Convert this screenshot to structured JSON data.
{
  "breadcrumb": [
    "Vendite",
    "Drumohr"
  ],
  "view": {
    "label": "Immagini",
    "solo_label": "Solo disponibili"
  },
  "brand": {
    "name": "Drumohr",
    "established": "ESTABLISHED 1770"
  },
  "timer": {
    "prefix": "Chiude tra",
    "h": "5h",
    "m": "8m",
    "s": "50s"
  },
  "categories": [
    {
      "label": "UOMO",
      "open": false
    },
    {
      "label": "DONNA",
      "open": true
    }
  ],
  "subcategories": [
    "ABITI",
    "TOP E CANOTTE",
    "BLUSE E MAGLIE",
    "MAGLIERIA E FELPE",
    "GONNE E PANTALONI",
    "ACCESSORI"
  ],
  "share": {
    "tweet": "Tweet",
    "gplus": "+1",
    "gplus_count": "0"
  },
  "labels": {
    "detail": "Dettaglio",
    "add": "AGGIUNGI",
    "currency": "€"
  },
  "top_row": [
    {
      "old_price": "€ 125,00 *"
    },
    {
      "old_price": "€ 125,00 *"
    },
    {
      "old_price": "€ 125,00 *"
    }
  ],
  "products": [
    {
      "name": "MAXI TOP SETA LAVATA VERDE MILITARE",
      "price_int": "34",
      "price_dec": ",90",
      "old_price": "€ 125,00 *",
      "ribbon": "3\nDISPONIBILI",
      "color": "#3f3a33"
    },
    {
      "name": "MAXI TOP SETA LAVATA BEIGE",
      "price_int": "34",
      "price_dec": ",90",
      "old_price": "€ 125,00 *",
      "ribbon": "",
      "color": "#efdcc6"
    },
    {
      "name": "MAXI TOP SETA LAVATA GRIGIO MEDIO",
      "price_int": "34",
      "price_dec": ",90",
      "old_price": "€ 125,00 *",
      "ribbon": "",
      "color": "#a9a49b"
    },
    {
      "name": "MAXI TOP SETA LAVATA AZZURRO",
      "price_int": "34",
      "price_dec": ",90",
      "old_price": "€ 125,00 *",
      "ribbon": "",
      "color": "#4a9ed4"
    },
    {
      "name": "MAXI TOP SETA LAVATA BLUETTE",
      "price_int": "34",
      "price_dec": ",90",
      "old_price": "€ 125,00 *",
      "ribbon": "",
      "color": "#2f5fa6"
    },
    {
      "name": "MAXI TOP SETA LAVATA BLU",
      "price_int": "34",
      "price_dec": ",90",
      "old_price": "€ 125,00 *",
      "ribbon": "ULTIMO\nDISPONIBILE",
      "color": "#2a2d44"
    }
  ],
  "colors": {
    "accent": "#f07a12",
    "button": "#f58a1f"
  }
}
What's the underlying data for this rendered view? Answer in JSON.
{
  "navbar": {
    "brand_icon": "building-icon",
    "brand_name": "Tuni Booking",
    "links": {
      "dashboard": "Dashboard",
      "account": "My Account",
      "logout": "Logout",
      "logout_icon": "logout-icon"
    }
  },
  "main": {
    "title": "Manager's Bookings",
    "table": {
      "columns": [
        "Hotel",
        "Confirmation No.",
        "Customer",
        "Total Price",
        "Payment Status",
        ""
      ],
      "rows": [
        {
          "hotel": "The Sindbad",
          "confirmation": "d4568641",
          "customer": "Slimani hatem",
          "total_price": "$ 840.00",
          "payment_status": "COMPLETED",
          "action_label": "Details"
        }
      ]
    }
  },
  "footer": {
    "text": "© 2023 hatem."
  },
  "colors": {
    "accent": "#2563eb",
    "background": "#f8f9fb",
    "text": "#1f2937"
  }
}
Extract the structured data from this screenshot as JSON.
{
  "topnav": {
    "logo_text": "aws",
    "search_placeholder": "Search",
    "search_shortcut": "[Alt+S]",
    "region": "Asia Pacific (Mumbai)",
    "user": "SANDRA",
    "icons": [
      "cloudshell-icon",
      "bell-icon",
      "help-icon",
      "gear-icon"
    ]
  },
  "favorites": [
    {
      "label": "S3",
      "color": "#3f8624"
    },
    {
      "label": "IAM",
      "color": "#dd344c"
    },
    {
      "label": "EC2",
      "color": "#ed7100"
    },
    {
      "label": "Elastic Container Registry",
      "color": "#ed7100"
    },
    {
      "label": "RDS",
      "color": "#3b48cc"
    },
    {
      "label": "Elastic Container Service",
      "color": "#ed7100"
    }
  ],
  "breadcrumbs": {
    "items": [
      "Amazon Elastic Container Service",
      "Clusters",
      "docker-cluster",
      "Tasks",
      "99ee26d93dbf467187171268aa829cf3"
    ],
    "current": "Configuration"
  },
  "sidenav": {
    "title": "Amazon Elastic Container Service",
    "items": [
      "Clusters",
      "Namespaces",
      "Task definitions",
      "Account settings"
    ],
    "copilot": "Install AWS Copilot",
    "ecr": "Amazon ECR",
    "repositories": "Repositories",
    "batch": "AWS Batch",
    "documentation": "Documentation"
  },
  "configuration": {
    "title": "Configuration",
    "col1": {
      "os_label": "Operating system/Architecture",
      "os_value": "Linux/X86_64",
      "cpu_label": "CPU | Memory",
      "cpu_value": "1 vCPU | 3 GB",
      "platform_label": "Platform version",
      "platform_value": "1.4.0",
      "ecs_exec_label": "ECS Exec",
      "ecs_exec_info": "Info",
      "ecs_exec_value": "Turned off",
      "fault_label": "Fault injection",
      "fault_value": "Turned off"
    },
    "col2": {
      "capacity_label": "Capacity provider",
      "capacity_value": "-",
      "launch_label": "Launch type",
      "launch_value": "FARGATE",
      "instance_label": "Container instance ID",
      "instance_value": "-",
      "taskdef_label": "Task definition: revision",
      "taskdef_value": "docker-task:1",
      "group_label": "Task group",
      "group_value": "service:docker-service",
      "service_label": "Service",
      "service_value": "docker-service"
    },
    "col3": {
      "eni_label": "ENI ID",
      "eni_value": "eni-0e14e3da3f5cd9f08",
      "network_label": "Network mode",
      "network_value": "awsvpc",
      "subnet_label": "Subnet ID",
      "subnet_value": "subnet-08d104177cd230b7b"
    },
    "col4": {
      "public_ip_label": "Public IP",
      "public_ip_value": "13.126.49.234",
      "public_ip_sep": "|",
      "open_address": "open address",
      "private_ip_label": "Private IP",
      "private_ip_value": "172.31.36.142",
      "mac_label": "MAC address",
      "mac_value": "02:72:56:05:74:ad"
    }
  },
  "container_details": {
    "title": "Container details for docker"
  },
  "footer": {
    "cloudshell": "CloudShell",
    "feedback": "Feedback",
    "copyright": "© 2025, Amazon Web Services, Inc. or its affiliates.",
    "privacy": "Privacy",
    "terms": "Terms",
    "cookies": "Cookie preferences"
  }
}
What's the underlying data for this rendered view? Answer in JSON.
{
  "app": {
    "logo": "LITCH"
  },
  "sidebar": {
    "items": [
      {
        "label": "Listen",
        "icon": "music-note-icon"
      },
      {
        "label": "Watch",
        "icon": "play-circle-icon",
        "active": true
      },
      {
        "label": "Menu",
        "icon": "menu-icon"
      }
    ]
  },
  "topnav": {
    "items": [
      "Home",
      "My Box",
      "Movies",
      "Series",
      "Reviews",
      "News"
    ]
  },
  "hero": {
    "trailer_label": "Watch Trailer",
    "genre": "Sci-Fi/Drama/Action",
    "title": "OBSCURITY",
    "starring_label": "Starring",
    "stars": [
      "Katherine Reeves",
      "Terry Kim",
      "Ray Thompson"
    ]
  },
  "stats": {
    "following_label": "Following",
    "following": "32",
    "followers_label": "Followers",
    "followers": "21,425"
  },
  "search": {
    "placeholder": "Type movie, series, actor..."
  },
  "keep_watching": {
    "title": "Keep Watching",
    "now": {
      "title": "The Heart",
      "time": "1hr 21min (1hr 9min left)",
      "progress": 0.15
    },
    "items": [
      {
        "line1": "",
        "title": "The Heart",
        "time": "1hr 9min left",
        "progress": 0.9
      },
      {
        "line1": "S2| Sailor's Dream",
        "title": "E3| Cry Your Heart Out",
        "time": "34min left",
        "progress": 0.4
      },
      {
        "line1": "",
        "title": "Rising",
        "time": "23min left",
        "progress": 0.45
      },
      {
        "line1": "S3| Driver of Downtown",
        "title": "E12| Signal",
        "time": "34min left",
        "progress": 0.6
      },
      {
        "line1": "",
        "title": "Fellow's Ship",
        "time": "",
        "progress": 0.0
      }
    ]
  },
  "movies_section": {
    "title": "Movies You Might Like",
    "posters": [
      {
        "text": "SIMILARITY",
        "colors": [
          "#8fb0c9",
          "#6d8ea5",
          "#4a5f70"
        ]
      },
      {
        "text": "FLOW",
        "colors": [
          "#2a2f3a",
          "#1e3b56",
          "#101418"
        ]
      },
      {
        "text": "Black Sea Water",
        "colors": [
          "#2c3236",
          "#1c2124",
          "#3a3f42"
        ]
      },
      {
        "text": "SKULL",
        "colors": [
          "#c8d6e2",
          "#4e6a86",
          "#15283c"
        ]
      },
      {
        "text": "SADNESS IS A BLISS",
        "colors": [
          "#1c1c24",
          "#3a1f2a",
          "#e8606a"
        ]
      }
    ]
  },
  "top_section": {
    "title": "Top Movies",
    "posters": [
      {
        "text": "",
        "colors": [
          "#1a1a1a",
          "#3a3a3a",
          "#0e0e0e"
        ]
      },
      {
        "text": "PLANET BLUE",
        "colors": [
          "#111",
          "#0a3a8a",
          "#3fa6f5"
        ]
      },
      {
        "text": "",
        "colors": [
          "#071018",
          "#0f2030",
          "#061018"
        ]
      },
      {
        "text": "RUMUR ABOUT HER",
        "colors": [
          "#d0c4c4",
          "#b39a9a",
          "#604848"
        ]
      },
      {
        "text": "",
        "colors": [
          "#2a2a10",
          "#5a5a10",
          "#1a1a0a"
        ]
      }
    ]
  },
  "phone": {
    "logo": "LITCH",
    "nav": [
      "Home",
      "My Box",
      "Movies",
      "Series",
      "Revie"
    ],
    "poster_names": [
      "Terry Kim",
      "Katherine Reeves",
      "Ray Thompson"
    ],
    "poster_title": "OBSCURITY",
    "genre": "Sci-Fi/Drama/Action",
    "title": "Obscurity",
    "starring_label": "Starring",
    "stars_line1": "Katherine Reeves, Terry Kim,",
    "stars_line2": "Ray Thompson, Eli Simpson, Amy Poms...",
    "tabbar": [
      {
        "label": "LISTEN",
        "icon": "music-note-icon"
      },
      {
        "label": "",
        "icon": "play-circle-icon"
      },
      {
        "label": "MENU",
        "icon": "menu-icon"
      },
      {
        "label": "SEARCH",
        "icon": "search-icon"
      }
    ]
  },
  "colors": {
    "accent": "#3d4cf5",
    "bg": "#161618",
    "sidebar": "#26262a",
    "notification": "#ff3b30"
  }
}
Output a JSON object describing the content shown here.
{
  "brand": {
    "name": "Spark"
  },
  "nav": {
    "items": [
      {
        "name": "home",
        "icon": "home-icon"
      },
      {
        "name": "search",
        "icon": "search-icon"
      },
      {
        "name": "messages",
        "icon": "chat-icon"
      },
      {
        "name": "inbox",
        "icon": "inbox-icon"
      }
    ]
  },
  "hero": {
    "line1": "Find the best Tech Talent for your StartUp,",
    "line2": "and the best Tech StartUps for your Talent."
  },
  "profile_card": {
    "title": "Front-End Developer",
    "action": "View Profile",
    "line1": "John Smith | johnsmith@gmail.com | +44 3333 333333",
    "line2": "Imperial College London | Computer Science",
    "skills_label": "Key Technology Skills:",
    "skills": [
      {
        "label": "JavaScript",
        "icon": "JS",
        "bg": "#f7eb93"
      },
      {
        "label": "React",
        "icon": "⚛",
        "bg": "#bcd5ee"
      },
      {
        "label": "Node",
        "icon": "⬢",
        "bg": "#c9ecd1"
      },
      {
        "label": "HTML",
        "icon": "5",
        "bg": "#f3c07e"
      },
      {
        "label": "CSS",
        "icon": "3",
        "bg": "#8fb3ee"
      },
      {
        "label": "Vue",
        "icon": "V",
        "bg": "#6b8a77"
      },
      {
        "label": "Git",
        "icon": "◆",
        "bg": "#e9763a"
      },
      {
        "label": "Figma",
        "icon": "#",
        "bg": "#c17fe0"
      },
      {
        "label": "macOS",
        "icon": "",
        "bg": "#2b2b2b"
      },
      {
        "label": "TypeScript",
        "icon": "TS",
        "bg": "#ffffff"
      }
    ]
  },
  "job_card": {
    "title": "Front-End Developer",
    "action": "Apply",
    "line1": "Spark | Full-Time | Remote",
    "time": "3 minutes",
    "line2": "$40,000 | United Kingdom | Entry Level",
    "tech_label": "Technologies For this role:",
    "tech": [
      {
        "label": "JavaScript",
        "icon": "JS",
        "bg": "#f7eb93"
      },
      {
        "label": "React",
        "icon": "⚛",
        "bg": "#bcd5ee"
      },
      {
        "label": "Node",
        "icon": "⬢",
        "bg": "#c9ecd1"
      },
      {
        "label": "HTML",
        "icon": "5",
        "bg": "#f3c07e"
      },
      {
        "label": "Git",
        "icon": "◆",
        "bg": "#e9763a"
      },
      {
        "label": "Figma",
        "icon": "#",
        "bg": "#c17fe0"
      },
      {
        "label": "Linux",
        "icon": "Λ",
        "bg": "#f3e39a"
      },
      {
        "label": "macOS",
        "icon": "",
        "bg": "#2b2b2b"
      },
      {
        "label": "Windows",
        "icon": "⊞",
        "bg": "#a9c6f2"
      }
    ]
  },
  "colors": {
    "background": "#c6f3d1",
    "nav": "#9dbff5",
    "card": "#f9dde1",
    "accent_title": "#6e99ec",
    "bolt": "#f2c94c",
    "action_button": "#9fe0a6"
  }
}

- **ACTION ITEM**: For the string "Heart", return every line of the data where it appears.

- **EXPECTED ANSWER**:
      "title": "The Heart",
        "title": "The Heart",
        "title": "E3| Cry Your Heart Out",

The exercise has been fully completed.